Denis Dison, vice-president of communications of the Gay & Lesbian Victory Fund, noted that times have changed since Hormel's nomination. "Today openly LGBT Americans serve throughout the three branches of the federal government, and at very high levels. Those who are still openly, aggressively anti-gay in 2012 probably won't be able to function very well in Washington."
Hormel himself responded to Hagel's apology in an interview with Greg Sargent in the Washington Post. Pointing out that Hagel had never apologized directly to him, Hormel expressed skepticism about the sincerity of the apology.
"I have not received an apology. I thought this so-called apology, which I haven't received, but which was made public, had the air of being a defensive move on his part."
Hormel added that the apology appeared to have been given "only in service of his attempt to get the nomination."
On his Facebook page, however, Hormel was more conciliatory. He wrote, "Since 1998, fourteen years have passed, and public attitudes have shifted--perhaps Senator Hagel has progressed with the times, too. His action affords new stature to the LGBT constituency, whose members still are treated as second class citizens in innumerable ways. Senator Hagel stated in his remarks that he was willing to support open military service and LGBT military families. If that is a commitment to treat LGBT service members and their families like everybody else, I would support his nomination."
Some friends of Hagel have rushed to his defense. For example, former Senator Bob Kerrey said he thought the comment about Ambassador Hormel does not represent "the real Chuck Hagel. I think it's an anomaly."

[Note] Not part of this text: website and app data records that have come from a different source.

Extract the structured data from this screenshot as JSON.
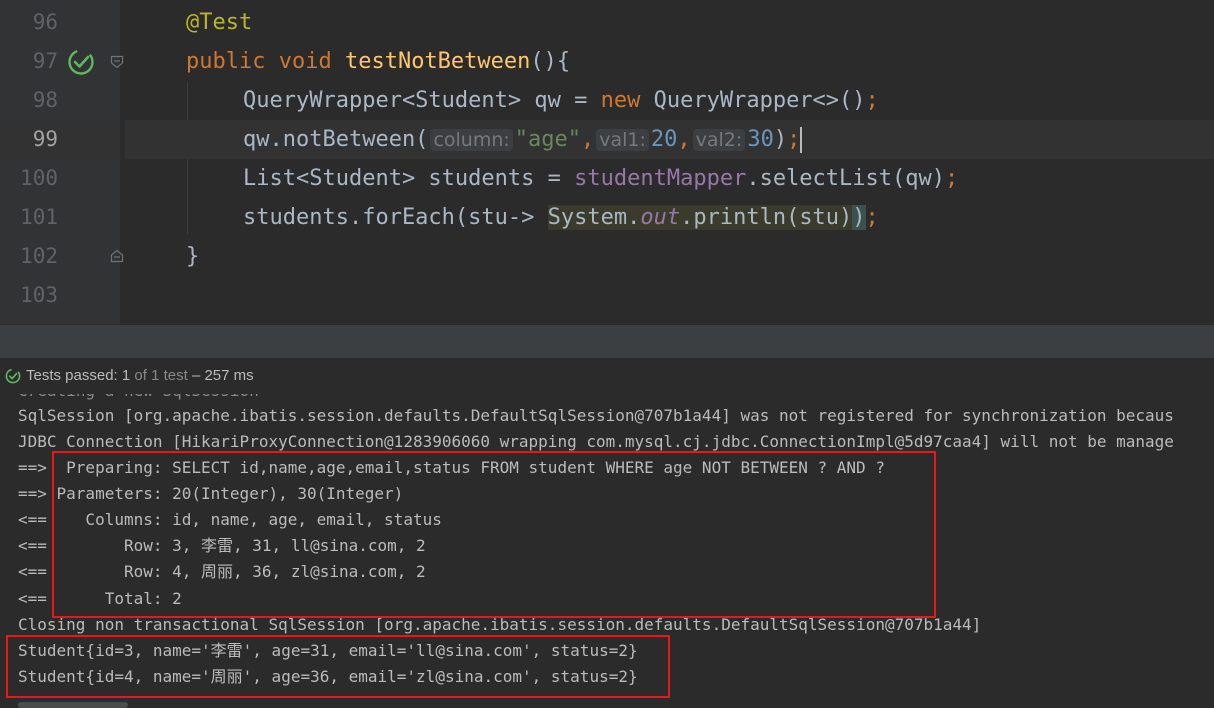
{
  "editor": {
    "line_numbers": [
      "96",
      "97",
      "98",
      "99",
      "100",
      "101",
      "102",
      "103"
    ],
    "current_line": "99",
    "code": {
      "l96_annotation": "@Test",
      "l97_kw_public": "public",
      "l97_kw_void": "void",
      "l97_method": "testNotBetween",
      "l97_rest": "(){",
      "l98_type": "QueryWrapper<Student> qw = ",
      "l98_kw_new": "new",
      "l98_rest": " QueryWrapper<>()",
      "l98_semi": ";",
      "l99_call": "qw.notBetween(",
      "l99_hint_column": "column:",
      "l99_arg_column": "\"age\"",
      "l99_comma1": ",",
      "l99_hint_val1": "val1:",
      "l99_arg_val1": "20",
      "l99_comma2": ",",
      "l99_hint_val2": "val2:",
      "l99_arg_val2": "30",
      "l99_close": ")",
      "l99_semi": ";",
      "l100_type": "List<Student> students = ",
      "l100_field": "studentMapper",
      "l100_rest": ".selectList(qw)",
      "l100_semi": ";",
      "l101_start": "students.forEach(stu-> ",
      "l101_system": "System.",
      "l101_out": "out",
      "l101_println": ".println(stu)",
      "l101_close": ")",
      "l101_semi": ";",
      "l102_brace": "}"
    }
  },
  "test_status": {
    "label": "Tests passed: ",
    "passed": "1",
    "of_total": " of 1 test",
    "duration": " – 257 ms"
  },
  "console": {
    "partial_top": "Creating a new SqlSession",
    "lines": [
      "SqlSession [org.apache.ibatis.session.defaults.DefaultSqlSession@707b1a44] was not registered for synchronization becaus",
      "JDBC Connection [HikariProxyConnection@1283906060 wrapping com.mysql.cj.jdbc.ConnectionImpl@5d97caa4] will not be manage",
      "==>  Preparing: SELECT id,name,age,email,status FROM student WHERE age NOT BETWEEN ? AND ?",
      "==> Parameters: 20(Integer), 30(Integer)",
      "<==    Columns: id, name, age, email, status",
      "<==        Row: 3, 李雷, 31, ll@sina.com, 2",
      "<==        Row: 4, 周丽, 36, zl@sina.com, 2",
      "<==      Total: 2",
      "Closing non transactional SqlSession [org.apache.ibatis.session.defaults.DefaultSqlSession@707b1a44]",
      "Student{id=3, name='李雷', age=31, email='ll@sina.com', status=2}",
      "Student{id=4, name='周丽', age=36, email='zl@sina.com', status=2}"
    ]
  },
  "colors": {
    "highlight_box": "#e81818",
    "pass_green": "#5fb85f"
  },
  "icons": {
    "gutter_run": "run-passed-check-icon",
    "status_check": "passed-check-icon"
  }
}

Steve Clemons, openly gay editor-at-large of the Atlantic has, not very convincingly, described Hagel as "a staunch defender of gay rights." He contends that "Chuck Hagel will be strongly supportive of the gains of the LGBT community in our national life--and particularly in our military and intelligence services--if indeed, President Obama nominates this great strategic and military thinker to succeed Leon Panetta."
The problem with Clemons's defense of Hagel is that it relies almost entirely on the interaction he personally has had with the former Senator. Somewhat bizarrely, he blames gay rights groups for not having asked Hagel about his views in recent years, as though it is the responsibility of activists to make sure that bigots are still bigots.
Clemons fails to point out that Hagel has had ample opportunity to make public statements on his own. It is not as though gay issues, including the repeal of Don't Ask, Don't Tell, have not been featured prominently in mainstream news over the past few years. As a military analyst, Hagel's view of DADT would have been especially welcome in 2009 and 2010 as repeal efforts escalated, but he never bothered to say that his earlier views had changed or anything else about the policy or, indeed, about his ugly statements about Ambassador Hormel.
Yes, people do change. Opinions evolve. But aren't records also important?
Isn't it a bit suspicious that a prominent opponent of the repeal of DADT in 1999 remained silent about the policy during the critical years in which his opinion might have mattered? Clearly, if he had a strong commitment to equal rights in the military, he would have spoken out before now.
It is good that he has apologized for his anti-gay comments about a distinguished American and it is good to know that he is now on record as supportive of open service, but he certainly waited long enough to do so.
Whatever the virtues of Chuck Hagel may be, he is no profile in courage.
In the video below, James C. Hormel speaks of his struggle to become the first openly gay ambassador.